We are in the midst of a “Brain Boom,” with enormous research effort and funding devoted to studying the workings of the human brain based on new technologies. The field is at a stage like genomics prior to the Human Genome Project, with initatives such as the US Brain Initative just starting and the potential for accelerating research. This research promises to lead to a much richer picture of our cognitive architecture, and the complex relationship between brain function and behavior. Yet it also raises challenges regarding how neuroscience relates to our self-conception, and to other fields. Neuroscientists have challenged psychology, for example, based on their ability to create concepts that seem to perform better than traditional psychological concepts in predicting behavior. On the other hand, various central aspects of our self-conception, such as regarding ourselves as conscious agents, capable of free choices for which we can be held morally responsible, are challenging to reconcile with neuroscience.
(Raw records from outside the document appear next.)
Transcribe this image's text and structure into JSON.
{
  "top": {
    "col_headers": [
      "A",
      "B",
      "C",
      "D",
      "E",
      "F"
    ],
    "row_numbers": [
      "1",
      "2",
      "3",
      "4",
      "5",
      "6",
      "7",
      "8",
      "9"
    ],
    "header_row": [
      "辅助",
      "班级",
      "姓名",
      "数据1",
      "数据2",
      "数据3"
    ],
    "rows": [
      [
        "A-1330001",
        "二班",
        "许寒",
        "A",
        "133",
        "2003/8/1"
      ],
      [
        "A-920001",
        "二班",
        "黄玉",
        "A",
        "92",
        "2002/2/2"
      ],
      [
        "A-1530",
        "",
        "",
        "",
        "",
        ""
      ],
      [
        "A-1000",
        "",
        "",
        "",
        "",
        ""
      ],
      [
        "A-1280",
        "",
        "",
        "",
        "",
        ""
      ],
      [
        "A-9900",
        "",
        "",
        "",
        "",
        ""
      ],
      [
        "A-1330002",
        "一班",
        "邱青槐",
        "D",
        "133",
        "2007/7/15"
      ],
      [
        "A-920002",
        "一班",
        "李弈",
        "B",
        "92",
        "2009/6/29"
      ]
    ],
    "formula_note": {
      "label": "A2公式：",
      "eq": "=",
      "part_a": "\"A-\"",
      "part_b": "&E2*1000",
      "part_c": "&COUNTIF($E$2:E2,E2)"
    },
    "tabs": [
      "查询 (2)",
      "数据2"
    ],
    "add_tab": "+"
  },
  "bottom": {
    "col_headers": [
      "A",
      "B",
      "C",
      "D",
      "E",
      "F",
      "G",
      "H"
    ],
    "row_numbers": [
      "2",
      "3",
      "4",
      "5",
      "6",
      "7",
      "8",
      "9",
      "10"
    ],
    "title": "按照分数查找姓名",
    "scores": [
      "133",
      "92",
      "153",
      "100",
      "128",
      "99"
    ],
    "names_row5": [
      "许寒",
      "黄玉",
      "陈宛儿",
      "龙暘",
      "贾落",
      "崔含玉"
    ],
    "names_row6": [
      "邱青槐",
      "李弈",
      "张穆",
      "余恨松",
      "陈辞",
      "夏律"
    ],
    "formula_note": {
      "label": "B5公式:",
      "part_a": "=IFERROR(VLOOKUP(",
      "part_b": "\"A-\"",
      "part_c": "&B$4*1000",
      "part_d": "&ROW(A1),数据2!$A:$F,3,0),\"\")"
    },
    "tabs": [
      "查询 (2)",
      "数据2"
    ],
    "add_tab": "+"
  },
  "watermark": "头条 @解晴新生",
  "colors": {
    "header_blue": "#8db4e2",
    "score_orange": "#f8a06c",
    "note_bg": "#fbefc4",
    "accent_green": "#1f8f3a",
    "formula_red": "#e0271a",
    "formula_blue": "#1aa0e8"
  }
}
In recognition of these dramatic advances in the field of neuroscience, and the philosophical questions that stem from them, the Rotman Institute of Philosophy is pleased to announce our theme for the upcoming academic school year — The Brain Boom: How Neuroscience is Changing How We Understand Ourselves. The year-long series of events officially launches with our upcoming interdisciplinary conference, Rethinking the Taxonomy of Psychology. Please check back soon as we announce other events, including a series of talks in the fall, held at the London Public Library, public and academic lectures, panel discussions, and more.